Celgene Corporation and Juno Therapeutics formed a collaboration in June 2015 under which the two companies will leverage T cell therapeutic strategies to develop treatments for patients with cancer and autoimmune diseases with an initial focus on chimeric antigen receptor (CAR) and T cell receptor (TCR) technologies. In April 2016, Celgene exercised its option to develop and commercialize the Juno CD19 program outside North America and China.
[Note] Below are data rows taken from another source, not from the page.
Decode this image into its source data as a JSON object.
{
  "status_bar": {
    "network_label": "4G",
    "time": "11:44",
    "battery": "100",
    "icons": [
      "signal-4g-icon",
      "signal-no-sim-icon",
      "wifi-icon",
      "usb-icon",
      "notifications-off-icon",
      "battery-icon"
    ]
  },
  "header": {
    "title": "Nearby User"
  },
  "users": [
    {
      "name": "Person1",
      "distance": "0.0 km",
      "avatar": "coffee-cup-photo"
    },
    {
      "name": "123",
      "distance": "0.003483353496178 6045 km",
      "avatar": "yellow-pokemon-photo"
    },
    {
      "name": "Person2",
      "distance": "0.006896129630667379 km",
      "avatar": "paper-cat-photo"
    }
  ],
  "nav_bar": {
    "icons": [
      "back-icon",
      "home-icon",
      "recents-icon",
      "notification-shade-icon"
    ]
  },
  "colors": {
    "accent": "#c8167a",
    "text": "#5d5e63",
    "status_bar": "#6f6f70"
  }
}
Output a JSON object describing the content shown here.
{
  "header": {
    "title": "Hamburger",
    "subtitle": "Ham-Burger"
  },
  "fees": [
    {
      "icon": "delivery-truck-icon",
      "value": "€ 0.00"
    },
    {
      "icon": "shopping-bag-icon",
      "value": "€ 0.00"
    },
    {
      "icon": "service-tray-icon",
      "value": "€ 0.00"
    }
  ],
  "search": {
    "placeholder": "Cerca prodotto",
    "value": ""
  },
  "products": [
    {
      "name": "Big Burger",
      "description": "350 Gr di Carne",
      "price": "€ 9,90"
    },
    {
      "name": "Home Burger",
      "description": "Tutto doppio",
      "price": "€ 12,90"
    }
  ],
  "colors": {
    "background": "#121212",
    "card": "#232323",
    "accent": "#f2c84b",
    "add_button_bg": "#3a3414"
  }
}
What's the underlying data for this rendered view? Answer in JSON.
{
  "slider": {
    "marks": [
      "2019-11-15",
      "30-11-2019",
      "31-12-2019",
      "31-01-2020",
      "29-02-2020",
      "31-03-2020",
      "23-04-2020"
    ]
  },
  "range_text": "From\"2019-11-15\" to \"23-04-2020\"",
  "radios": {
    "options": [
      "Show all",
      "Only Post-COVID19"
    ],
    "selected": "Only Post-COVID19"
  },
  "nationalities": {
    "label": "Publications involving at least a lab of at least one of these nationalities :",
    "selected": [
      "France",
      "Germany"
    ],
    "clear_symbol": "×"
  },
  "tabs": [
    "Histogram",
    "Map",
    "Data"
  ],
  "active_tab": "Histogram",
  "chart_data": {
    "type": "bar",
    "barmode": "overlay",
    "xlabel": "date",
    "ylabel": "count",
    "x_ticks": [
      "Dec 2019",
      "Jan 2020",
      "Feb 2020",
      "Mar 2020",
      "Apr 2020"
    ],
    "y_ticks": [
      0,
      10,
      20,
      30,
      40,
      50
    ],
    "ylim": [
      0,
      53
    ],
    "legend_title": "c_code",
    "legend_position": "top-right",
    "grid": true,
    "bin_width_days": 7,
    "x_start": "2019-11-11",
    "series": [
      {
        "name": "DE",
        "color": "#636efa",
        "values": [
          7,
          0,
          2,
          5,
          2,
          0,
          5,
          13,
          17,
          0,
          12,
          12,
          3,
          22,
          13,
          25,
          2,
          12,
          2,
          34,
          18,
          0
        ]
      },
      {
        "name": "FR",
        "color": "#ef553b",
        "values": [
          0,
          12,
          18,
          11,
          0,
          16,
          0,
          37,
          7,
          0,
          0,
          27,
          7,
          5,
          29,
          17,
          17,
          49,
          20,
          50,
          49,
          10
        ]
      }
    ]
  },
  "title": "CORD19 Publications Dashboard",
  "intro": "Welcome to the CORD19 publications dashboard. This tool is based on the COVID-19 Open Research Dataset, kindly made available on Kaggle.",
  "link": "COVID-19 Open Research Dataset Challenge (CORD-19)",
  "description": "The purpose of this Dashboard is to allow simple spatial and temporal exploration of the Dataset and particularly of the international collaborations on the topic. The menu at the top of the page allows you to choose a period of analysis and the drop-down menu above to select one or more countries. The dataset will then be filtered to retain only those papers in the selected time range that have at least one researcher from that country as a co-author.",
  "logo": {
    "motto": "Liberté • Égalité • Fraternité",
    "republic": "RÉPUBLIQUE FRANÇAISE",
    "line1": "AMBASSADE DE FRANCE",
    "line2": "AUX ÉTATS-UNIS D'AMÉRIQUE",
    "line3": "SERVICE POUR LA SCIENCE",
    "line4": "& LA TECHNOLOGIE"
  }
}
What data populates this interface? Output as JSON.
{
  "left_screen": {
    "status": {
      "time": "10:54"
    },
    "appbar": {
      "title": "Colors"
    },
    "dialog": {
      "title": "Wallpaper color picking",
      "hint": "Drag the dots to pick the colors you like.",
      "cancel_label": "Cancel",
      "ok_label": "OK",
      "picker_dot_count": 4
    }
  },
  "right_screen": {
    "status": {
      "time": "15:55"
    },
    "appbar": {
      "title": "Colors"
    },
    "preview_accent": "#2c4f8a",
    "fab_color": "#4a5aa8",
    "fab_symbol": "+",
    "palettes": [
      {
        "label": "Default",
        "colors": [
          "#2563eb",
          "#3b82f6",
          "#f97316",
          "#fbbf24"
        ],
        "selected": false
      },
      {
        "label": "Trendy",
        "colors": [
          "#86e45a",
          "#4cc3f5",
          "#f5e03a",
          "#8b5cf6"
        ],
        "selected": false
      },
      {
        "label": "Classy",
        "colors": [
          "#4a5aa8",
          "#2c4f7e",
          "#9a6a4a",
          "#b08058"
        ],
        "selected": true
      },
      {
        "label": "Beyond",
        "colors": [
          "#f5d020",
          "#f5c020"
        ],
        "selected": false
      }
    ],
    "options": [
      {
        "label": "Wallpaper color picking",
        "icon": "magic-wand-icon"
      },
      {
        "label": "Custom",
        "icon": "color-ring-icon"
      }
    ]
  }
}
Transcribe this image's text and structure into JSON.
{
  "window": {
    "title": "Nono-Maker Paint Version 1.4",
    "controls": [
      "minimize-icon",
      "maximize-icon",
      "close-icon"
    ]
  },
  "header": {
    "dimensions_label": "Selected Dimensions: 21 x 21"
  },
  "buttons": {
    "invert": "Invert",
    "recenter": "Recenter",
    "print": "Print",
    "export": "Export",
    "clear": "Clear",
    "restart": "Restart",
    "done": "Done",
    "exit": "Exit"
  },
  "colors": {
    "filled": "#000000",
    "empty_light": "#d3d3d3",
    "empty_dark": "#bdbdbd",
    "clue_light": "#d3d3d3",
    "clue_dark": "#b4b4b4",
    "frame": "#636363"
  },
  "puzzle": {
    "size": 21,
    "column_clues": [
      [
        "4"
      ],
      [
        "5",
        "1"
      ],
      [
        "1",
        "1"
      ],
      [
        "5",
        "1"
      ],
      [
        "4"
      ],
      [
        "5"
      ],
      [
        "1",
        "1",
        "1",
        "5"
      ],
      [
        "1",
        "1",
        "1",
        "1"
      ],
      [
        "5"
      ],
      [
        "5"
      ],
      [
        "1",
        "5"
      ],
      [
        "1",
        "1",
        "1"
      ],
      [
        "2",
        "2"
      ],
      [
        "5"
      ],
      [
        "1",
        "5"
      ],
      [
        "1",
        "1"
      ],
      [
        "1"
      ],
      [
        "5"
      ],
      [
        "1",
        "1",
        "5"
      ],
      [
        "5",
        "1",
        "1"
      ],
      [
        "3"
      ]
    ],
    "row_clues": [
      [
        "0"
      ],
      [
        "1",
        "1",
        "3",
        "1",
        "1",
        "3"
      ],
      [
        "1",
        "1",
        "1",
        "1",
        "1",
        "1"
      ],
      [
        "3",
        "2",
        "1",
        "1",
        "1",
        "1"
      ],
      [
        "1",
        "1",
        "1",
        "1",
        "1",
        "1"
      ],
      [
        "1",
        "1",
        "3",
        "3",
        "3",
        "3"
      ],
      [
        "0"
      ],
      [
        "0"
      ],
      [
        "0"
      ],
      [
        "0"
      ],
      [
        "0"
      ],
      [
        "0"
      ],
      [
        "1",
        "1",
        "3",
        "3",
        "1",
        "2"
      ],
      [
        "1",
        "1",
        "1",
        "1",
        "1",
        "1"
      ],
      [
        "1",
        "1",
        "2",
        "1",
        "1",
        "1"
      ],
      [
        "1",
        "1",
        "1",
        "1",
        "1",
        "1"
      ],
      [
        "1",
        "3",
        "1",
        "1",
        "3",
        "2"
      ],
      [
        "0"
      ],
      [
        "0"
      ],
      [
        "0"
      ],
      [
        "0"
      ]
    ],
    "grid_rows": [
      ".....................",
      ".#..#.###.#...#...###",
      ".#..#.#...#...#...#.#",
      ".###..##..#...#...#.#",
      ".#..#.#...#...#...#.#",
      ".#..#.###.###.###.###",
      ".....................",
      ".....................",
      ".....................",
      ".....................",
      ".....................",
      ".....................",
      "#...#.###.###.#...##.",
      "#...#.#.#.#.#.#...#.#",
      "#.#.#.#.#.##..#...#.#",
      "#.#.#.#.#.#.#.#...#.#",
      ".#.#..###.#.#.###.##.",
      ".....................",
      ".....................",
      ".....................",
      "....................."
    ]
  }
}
This press release contains “forward-looking statements” within the meaning of the Private Securities Litigation Reform Act of 1995, Section 27A of the Securities Act of 1933, and Section 21E of the Securities Exchange Act of 1934, including statements regarding Juno’s mission, progress, and business plans, clinical trial results and the implications thereof, clinical trial plans and timing, the potential of JCAR017 to treat patients with CLL, the possibility of targeting both CD19 and CD22 in the same product, the potential of combination therapies, and the potential of the collaboration between Juno and Celgene. Forward-looking statements are subject to risks and uncertainties that could cause actual results to differ materially from such forward-looking statements, and reported results should not be considered as an indication of future performance. These risks and uncertainties include, but are not limited to, risks associated with: the success, cost, and timing of Juno's product development activities and clinical trials; Juno's ability to obtain regulatory approval for and to commercialize its product candidates; Juno's ability to establish a commercially-viable manufacturing process and manufacturing infrastructure; regulatory requirements and regulatory developments; success of Juno's competitors with respect to competing treatments and technologies; Juno's dependence on third-party collaborators and other contractors in Juno's research and development activities, including for the conduct of clinical trials and the manufacture of Juno's product candidates; Juno's dependence on Celgene for the development and commercialization outside of North America and China of Juno’s CD19 product candidates and any other product candidates for which Celgene exercises an option; Juno’s dependence on JW Therapeutics (Shanghai) Co., Ltd, over which Juno does not exercise complete control, for the development and commercialization of product candidates in China; Juno's ability to obtain, maintain, or protect intellectual property rights related to its product candidates; amongst others. For a further description of the risks and uncertainties that could cause actual results to differ from those expressed in these forward-looking statements, as well as risks relating to Juno's business in general, see Juno's Quarterly Report on Form 10-Q filed with the Securities and Exchange Commission on November 9, 2016 and Juno’s other periodic reports filed with the Securities and Exchange Commission. These forward-looking statements speak only as of the date hereof. Juno disclaims any obligation to update these forward-looking statements.